They say two heads are better than one, but in processors with integrated graphics -- think Intel's Sandy Bridge or AMD's APUs -- the GPU and CPU actually do very little communicating. For the most part, the GPU does its thing while the CPU knocks about on something else. There has to be something better! And as it turns out, there is: a group of researchers from North Carolina State University recently coaxed CPUs and GPUs on integrated processors into helping each other out, and they report a performance boost of over 20 percent as a result.
AMD began shipping 40nm C- and E-series Fusion APUs (accelerated processing unit) to vendors back in Novemeber, 2010 and products featuring these integrated chips began entering the market in late January.
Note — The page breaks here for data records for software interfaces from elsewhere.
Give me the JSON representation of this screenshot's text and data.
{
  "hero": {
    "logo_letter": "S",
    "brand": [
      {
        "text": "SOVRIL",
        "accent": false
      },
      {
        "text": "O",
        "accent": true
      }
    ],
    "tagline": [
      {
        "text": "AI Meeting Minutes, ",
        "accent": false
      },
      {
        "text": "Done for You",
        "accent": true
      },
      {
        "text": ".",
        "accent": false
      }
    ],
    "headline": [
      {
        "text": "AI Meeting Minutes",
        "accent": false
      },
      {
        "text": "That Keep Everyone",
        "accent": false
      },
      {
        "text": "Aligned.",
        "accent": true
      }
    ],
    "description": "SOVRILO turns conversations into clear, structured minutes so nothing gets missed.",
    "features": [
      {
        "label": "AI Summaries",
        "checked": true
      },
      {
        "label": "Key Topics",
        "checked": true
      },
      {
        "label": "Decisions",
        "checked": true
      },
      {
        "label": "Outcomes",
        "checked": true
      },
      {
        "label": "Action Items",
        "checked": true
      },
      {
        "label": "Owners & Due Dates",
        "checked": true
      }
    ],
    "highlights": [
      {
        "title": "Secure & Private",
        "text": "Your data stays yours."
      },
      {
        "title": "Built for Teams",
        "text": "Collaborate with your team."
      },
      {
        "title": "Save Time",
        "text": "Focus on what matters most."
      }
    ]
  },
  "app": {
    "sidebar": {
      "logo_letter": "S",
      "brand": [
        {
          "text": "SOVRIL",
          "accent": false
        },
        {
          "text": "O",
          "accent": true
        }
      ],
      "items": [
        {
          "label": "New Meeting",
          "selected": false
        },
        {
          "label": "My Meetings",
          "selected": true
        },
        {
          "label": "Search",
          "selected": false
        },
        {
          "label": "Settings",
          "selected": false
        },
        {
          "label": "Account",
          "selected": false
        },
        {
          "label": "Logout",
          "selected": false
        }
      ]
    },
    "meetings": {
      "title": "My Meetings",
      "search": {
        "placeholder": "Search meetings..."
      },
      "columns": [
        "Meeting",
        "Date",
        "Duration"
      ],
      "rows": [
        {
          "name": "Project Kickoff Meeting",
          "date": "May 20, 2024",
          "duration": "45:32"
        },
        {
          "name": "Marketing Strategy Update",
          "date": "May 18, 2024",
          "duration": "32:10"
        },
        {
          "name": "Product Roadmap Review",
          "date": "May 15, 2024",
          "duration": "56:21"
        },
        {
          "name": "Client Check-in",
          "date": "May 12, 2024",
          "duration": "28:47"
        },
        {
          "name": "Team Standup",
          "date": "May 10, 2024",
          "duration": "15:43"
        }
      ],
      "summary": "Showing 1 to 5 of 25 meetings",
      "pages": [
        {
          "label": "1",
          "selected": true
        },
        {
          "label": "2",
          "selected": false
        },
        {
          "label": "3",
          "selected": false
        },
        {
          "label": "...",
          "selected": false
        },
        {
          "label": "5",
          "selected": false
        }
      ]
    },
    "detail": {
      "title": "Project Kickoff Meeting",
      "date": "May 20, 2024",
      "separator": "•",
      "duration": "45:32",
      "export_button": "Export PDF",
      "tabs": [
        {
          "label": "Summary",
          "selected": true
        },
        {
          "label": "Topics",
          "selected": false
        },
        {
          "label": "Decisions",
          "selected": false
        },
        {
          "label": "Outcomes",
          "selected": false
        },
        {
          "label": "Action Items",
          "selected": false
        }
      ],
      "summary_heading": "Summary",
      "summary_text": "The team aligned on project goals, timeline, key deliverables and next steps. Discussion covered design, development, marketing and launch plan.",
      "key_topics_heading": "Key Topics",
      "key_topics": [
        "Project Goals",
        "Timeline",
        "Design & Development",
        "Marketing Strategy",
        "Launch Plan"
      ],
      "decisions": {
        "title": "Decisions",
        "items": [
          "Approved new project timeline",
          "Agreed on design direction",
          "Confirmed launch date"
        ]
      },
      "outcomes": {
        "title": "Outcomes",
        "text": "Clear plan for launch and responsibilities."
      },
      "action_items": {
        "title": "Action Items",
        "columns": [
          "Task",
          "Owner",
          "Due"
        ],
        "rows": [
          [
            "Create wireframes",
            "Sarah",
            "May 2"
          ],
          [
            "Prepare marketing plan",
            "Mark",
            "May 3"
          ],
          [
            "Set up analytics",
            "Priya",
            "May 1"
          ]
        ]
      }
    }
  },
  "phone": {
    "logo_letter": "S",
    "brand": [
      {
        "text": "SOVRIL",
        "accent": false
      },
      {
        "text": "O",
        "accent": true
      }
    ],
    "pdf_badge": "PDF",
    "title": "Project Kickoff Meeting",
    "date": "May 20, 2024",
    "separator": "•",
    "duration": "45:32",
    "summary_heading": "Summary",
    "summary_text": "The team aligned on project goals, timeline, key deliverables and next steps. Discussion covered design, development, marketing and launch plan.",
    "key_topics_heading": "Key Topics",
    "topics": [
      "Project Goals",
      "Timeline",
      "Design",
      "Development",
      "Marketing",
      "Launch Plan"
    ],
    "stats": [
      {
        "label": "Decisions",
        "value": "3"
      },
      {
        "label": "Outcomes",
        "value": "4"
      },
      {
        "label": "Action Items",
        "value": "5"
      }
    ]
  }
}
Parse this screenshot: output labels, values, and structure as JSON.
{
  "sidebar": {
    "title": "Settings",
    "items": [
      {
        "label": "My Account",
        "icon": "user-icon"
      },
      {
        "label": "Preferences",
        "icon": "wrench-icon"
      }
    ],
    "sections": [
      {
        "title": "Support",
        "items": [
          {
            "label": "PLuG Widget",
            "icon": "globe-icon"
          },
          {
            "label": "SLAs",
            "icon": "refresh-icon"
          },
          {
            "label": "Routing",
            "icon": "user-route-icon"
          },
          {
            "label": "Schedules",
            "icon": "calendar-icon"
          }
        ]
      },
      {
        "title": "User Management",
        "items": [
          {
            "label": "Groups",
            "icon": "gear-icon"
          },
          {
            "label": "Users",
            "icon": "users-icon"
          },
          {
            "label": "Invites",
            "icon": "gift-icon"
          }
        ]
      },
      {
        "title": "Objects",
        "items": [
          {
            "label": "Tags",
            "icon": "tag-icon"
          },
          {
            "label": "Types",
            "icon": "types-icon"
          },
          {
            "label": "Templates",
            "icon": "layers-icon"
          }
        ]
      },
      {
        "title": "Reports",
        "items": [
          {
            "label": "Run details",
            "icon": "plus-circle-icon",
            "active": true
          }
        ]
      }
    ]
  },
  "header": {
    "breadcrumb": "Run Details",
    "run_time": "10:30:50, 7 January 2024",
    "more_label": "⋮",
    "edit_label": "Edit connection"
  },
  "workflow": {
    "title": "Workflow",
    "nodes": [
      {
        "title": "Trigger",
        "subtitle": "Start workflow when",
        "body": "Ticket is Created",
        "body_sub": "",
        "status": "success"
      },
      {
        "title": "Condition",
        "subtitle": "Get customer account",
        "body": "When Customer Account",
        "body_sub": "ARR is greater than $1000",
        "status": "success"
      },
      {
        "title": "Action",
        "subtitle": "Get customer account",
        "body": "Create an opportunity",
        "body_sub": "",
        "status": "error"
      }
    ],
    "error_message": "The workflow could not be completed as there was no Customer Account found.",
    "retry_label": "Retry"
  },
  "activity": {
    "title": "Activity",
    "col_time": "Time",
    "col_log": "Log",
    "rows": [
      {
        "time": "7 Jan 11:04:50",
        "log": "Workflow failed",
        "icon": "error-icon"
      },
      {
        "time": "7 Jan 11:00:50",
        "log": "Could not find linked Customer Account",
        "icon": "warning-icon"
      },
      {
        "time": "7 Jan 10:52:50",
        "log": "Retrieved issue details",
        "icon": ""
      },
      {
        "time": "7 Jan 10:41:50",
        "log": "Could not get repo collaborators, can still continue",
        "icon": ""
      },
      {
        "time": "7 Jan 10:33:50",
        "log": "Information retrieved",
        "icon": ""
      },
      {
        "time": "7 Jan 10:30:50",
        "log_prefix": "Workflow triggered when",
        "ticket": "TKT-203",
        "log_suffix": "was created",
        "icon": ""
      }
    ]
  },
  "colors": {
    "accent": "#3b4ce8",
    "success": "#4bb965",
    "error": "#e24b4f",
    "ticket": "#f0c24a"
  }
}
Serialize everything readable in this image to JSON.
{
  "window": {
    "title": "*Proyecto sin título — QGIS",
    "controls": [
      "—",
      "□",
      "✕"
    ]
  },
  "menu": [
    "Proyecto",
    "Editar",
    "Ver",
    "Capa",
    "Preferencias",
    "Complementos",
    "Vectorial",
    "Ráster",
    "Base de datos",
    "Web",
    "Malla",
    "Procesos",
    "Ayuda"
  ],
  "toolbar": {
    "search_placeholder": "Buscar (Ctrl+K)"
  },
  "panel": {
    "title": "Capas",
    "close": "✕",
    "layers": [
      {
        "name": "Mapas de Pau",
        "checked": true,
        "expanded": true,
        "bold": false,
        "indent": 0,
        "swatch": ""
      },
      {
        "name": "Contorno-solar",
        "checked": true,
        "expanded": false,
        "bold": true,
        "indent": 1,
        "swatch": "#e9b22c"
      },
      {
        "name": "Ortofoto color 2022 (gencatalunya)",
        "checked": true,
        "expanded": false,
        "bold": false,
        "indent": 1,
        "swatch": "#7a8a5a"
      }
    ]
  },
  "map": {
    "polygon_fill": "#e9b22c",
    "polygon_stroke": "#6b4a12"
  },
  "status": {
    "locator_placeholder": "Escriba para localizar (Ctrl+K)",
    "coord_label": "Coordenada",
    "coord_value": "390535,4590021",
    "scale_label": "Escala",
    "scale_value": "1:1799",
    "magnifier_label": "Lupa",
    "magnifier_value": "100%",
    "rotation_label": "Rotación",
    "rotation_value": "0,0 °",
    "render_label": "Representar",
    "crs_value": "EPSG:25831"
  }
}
The Fusion chips currently on the market are only meant for netbooks and low-cost notebooks. That is set to change very soon, though. AMD has begun shipping the more powerful A-series “Llano” chips to vendors, the company said Monday.